ACTION ITEM:
Listed below are entries; give the number of lines among them that include "사이드미러", and only that number.

-------- SOURCE DATA --------

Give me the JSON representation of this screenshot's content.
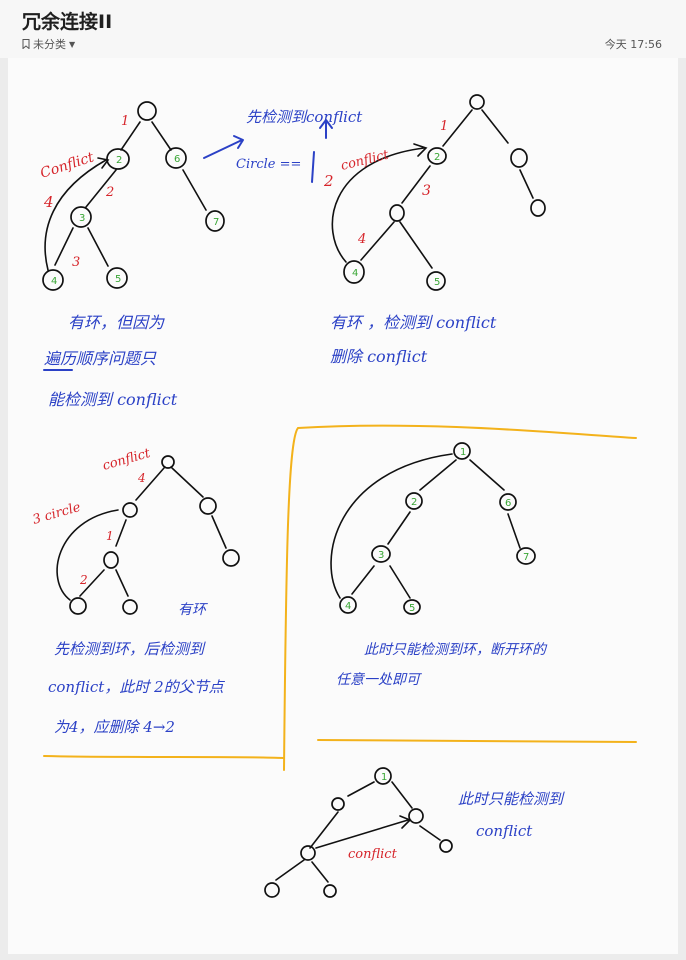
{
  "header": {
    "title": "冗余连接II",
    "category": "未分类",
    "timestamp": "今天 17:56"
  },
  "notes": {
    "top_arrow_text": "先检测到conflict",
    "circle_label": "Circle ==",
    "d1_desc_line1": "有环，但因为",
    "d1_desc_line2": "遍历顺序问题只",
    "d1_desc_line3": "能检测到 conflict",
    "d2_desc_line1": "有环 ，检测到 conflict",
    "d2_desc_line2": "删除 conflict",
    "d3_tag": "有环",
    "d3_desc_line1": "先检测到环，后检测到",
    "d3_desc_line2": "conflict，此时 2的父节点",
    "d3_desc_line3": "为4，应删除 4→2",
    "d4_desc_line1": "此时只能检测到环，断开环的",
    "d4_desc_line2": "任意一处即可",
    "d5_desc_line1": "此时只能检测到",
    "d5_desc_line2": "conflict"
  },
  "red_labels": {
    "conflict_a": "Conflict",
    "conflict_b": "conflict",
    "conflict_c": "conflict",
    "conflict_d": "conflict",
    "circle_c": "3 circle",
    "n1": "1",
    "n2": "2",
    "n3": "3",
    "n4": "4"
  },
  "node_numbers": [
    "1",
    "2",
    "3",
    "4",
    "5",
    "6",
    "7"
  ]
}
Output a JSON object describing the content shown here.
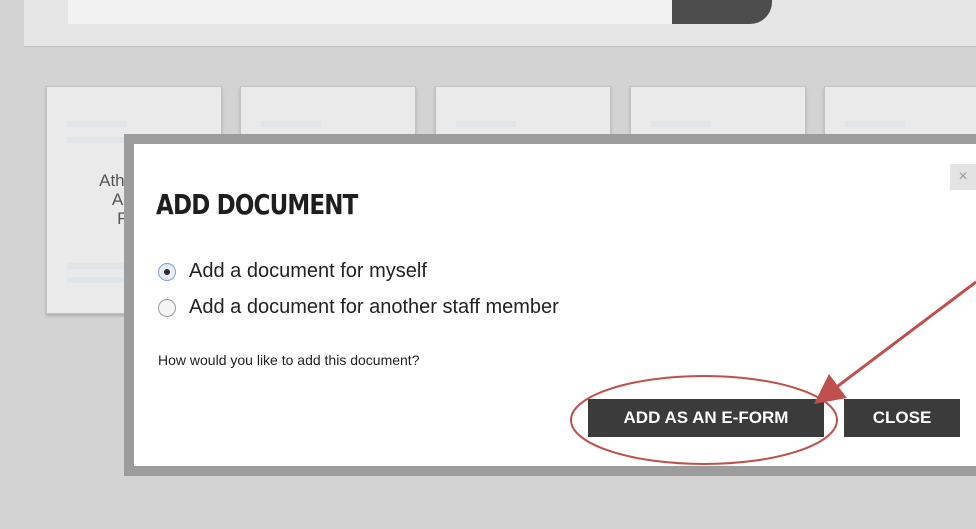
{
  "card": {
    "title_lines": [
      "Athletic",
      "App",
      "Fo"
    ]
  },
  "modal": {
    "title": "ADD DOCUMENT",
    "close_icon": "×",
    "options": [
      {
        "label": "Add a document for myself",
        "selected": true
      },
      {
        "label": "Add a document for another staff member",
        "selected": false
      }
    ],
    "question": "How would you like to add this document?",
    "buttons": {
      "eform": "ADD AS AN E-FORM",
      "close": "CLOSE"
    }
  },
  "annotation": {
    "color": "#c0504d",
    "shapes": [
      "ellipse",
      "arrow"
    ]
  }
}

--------
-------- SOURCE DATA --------

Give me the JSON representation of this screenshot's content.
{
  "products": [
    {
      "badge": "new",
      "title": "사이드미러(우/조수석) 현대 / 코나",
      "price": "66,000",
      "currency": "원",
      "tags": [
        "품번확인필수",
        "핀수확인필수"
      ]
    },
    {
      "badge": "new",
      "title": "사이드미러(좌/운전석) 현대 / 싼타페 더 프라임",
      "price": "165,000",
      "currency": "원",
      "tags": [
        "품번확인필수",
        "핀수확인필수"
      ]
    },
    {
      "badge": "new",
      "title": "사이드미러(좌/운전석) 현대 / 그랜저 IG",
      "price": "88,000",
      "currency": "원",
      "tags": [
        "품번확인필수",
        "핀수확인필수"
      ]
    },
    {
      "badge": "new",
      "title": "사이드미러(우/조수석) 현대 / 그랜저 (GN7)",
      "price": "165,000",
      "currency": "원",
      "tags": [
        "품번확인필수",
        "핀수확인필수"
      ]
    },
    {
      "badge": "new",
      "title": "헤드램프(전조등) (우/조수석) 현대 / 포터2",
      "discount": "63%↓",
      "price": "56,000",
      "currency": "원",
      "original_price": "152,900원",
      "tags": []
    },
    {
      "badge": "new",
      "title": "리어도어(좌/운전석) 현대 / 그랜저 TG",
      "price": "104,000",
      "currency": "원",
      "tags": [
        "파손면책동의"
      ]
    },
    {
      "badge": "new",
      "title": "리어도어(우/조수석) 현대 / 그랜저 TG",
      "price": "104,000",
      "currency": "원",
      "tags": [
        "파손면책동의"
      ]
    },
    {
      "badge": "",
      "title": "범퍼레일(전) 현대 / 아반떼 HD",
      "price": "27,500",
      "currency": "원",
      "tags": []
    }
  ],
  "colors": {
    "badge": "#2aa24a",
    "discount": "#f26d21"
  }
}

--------

RESULT:
4